#### Your task:
Repeat each of these records exactly.
[Start of Attachment]
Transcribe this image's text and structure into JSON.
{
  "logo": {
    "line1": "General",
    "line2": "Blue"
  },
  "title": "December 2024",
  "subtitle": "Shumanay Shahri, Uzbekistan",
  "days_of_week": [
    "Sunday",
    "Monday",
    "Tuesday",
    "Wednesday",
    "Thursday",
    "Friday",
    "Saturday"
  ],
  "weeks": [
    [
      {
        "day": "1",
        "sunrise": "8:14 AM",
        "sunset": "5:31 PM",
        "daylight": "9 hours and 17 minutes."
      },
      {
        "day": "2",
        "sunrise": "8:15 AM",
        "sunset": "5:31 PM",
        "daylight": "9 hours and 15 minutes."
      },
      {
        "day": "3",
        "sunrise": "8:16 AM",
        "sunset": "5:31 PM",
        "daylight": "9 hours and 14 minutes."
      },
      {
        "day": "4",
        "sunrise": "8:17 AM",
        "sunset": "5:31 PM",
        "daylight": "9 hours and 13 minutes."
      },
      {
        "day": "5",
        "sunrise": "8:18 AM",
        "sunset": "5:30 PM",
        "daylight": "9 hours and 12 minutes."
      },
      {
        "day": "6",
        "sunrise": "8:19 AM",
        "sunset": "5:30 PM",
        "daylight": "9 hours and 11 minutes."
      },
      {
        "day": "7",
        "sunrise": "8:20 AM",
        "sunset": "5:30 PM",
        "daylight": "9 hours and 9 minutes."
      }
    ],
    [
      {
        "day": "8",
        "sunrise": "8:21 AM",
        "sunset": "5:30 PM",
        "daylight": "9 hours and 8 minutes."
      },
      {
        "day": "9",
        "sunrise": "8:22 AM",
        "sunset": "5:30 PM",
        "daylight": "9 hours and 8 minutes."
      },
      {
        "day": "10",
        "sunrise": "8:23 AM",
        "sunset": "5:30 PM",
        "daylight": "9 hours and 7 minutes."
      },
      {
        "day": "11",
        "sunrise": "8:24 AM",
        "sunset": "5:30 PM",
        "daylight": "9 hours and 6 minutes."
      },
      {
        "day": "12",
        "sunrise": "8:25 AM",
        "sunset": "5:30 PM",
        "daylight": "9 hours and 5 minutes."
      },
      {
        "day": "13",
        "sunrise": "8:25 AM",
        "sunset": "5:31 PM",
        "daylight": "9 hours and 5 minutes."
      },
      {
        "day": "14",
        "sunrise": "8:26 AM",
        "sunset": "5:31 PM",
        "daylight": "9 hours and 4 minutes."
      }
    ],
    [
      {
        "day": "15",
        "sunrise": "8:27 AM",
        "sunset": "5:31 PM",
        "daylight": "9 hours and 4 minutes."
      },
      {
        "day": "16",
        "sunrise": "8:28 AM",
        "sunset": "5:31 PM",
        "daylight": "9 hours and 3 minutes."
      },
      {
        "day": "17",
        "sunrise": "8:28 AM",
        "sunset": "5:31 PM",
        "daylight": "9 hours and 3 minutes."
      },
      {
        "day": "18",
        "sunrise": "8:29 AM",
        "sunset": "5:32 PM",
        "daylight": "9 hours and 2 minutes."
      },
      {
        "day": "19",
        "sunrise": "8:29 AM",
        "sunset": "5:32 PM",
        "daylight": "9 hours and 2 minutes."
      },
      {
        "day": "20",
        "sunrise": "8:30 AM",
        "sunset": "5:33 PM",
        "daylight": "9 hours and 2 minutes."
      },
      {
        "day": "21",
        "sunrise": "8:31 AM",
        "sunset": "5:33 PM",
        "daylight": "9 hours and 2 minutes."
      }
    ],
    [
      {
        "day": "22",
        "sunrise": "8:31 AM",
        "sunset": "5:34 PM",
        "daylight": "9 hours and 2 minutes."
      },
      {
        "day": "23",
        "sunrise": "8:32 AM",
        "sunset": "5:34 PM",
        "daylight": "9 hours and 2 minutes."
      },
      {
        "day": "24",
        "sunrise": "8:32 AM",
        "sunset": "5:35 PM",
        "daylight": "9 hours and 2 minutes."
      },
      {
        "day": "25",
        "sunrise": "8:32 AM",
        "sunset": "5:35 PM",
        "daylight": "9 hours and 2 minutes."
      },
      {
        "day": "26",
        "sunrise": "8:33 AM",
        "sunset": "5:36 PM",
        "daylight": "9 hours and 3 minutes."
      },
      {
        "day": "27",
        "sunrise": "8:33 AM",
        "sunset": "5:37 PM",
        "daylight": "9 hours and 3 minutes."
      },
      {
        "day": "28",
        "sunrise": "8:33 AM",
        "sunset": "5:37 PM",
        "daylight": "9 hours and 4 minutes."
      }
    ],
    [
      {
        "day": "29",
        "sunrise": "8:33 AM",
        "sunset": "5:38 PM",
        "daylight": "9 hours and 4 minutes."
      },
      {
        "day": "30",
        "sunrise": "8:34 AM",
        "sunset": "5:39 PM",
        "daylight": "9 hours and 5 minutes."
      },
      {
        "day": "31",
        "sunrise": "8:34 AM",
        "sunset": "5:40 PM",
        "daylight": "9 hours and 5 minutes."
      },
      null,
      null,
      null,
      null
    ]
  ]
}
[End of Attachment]
#### Solution to this problem:
Transcribe this image's text and structure into JSON.
{
  "logo": {
    "line1": "General",
    "line2": "Blue"
  },
  "title": "December 2024",
  "subtitle": "Shumanay Shahri, Uzbekistan",
  "days_of_week": [
    "Sunday",
    "Monday",
    "Tuesday",
    "Wednesday",
    "Thursday",
    "Friday",
    "Saturday"
  ],
  "weeks": [
    [
      {
        "day": "1",
        "sunrise": "8:14 AM",
        "sunset": "5:31 PM",
        "daylight": "9 hours and 17 minutes."
      },
      {
        "day": "2",
        "sunrise": "8:15 AM",
        "sunset": "5:31 PM",
        "daylight": "9 hours and 15 minutes."
      },
      {
        "day": "3",
        "sunrise": "8:16 AM",
        "sunset": "5:31 PM",
        "daylight": "9 hours and 14 minutes."
      },
      {
        "day": "4",
        "sunrise": "8:17 AM",
        "sunset": "5:31 PM",
        "daylight": "9 hours and 13 minutes."
      },
      {
        "day": "5",
        "sunrise": "8:18 AM",
        "sunset": "5:30 PM",
        "daylight": "9 hours and 12 minutes."
      },
      {
        "day": "6",
        "sunrise": "8:19 AM",
        "sunset": "5:30 PM",
        "daylight": "9 hours and 11 minutes."
      },
      {
        "day": "7",
        "sunrise": "8:20 AM",
        "sunset": "5:30 PM",
        "daylight": "9 hours and 9 minutes."
      }
    ],
    [
      {
        "day": "8",
        "sunrise": "8:21 AM",
        "sunset": "5:30 PM",
        "daylight": "9 hours and 8 minutes."
      },
      {
        "day": "9",
        "sunrise": "8:22 AM",
        "sunset": "5:30 PM",
        "daylight": "9 hours and 8 minutes."
      },
      {
        "day": "10",
        "sunrise": "8:23 AM",
        "sunset": "5:30 PM",
        "daylight": "9 hours and 7 minutes."
      },
      {
        "day": "11",
        "sunrise": "8:24 AM",
        "sunset": "5:30 PM",
        "daylight": "9 hours and 6 minutes."
      },
      {
        "day": "12",
        "sunrise": "8:25 AM",
        "sunset": "5:30 PM",
        "daylight": "9 hours and 5 minutes."
      },
      {
        "day": "13",
        "sunrise": "8:25 AM",
        "sunset": "5:31 PM",
        "daylight": "9 hours and 5 minutes."
      },
      {
        "day": "14",
        "sunrise": "8:26 AM",
        "sunset": "5:31 PM",
        "daylight": "9 hours and 4 minutes."
      }
    ],
    [
      {
        "day": "15",
        "sunrise": "8:27 AM",
        "sunset": "5:31 PM",
        "daylight": "9 hours and 4 minutes."
      },
      {
        "day": "16",
        "sunrise": "8:28 AM",
        "sunset": "5:31 PM",
        "daylight": "9 hours and 3 minutes."
      },
      {
        "day": "17",
        "sunrise": "8:28 AM",
        "sunset": "5:31 PM",
        "daylight": "9 hours and 3 minutes."
      },
      {
        "day": "18",
        "sunrise": "8:29 AM",
        "sunset": "5:32 PM",
        "daylight": "9 hours and 2 minutes."
      },
      {
        "day": "19",
        "sunrise": "8:29 AM",
        "sunset": "5:32 PM",
        "daylight": "9 hours and 2 minutes."
      },
      {
        "day": "20",
        "sunrise": "8:30 AM",
        "sunset": "5:33 PM",
        "daylight": "9 hours and 2 minutes."
      },
      {
        "day": "21",
        "sunrise": "8:31 AM",
        "sunset": "5:33 PM",
        "daylight": "9 hours and 2 minutes."
      }
    ],
    [
      {
        "day": "22",
        "sunrise": "8:31 AM",
        "sunset": "5:34 PM",
        "daylight": "9 hours and 2 minutes."
      },
      {
        "day": "23",
        "sunrise": "8:32 AM",
        "sunset": "5:34 PM",
        "daylight": "9 hours and 2 minutes."
      },
      {
        "day": "24",
        "sunrise": "8:32 AM",
        "sunset": "5:35 PM",
        "daylight": "9 hours and 2 minutes."
      },
      {
        "day": "25",
        "sunrise": "8:32 AM",
        "sunset": "5:35 PM",
        "daylight": "9 hours and 2 minutes."
      },
      {
        "day": "26",
        "sunrise": "8:33 AM",
        "sunset": "5:36 PM",
        "daylight": "9 hours and 3 minutes."
      },
      {
        "day": "27",
        "sunrise": "8:33 AM",
        "sunset": "5:37 PM",
        "daylight": "9 hours and 3 minutes."
      },
      {
        "day": "28",
        "sunrise": "8:33 AM",
        "sunset": "5:37 PM",
        "daylight": "9 hours and 4 minutes."
      }
    ],
    [
      {
        "day": "29",
        "sunrise": "8:33 AM",
        "sunset": "5:38 PM",
        "daylight": "9 hours and 4 minutes."
      },
      {
        "day": "30",
        "sunrise": "8:34 AM",
        "sunset": "5:39 PM",
        "daylight": "9 hours and 5 minutes."
      },
      {
        "day": "31",
        "sunrise": "8:34 AM",
        "sunset": "5:40 PM",
        "daylight": "9 hours and 5 minutes."
      },
      null,
      null,
      null,
      null
    ]
  ]
}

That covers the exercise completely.